Rafael Nadal stuttered but didn’t falter as Spanish sport avoided the unneeded embarrassment of another early bath at Wimbledon last night.
Nadal’s recent record at the All England Club teaches you to expect the unexpected. After reaching five consecutive finals he hasn’t progressed beyond the second round in his two last visits – including a first round straight sets defeat to Steve Darcis 12 months ago.
So after he lost the opening set against Martin Klizan, Nadal needed to summon all his fighting spirit to stage a comeback, ending a two-year wait for a win on grass and securing his 700th Tour win with a 4-6, 6-3, 6-3, 6-3 scoreline.
However, it won’t get any easier – in a neat twist of symmetry, or a unfortunate twist of fate, he now plays Lukas Rosol, who beat Nadal in the second round two years ago.
“I’m just happy to be through, my goal was just to win, it’s impossible to play your best in the first round,” said Nadal, who arrives at Wimbledon after winning his ninth French Open title in Paris two weeks ago.
“He was a dangerous opponent and it takes time to make the transition from clay to grass.
“I’m just excited to win on Centre Court again. I’ve great memories of that court but I won’t lie, losing in the first and second round there in the last two years, it stays in your mind.
“The next round doesn’t get any easier, it’s going to be another tough match. I have to play my best to win, he’s a very powerful player and I need to have the right attitude from the start.”
There was a time, not that long ago, when Nadal and Federer were the only names to follow at Wimbledon.
In the space of ten years they won nine titles, for three straight years they reached the final, including a 2008 tussle that many believe is one of the greatest matches ever played.

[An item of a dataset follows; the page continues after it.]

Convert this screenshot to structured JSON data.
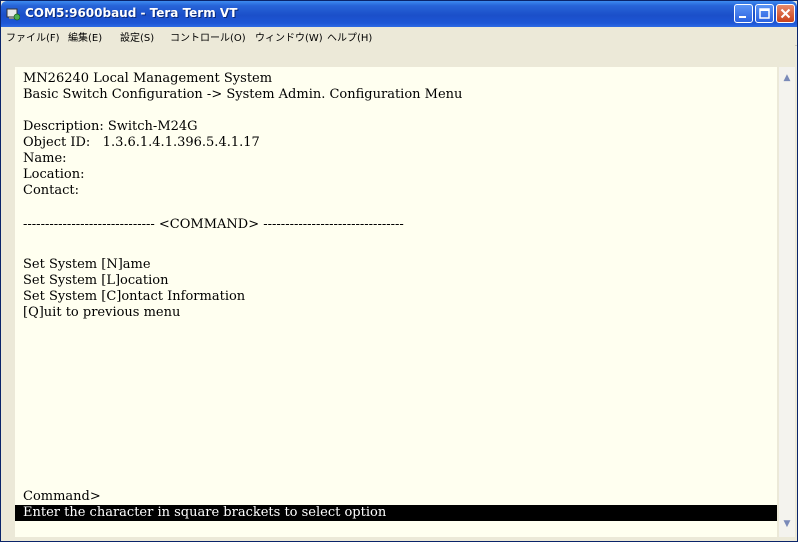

But while the swagger is still there, the air of invincibility has evaporated. Neither is favourite this time around, the smart money being on either Novak Djokovic or Andy Murray, last year’s finalists, on the other side of the draw.
Federer might be losing sleep these days but it’s not yet the prospect of his future opponents at Wimbledon that is keeping him awake yet.
Federer, the number four seed, has never taken his career by halves, with 17 Grand Slam titles, including a record seven here at Wimbledon, on his resume.
And he’s got the same approach to fatherhood, with his wife Mirka recently giving birth to twin boys Leo and Lenny, who join twin sisters, five next month, in Federer’s travelling and rather noisy entourage.
So perhaps he was happy to avoid the chaos at home to enjoy a relaxing knockabout here, the number four looking untroubled in a 6-1 6-1 6-3 win over Italian Paolo Lorenzi, who has never won a match at a Grand Slam in 13 attempts.
“Mirka is in charge, I’m just trying to be helpful as much as I can,” said Federer. “However, the girls certainly sleep better at night.”
Whether he or Nadal have another Wimbledon nightmare though, that remains to be seen.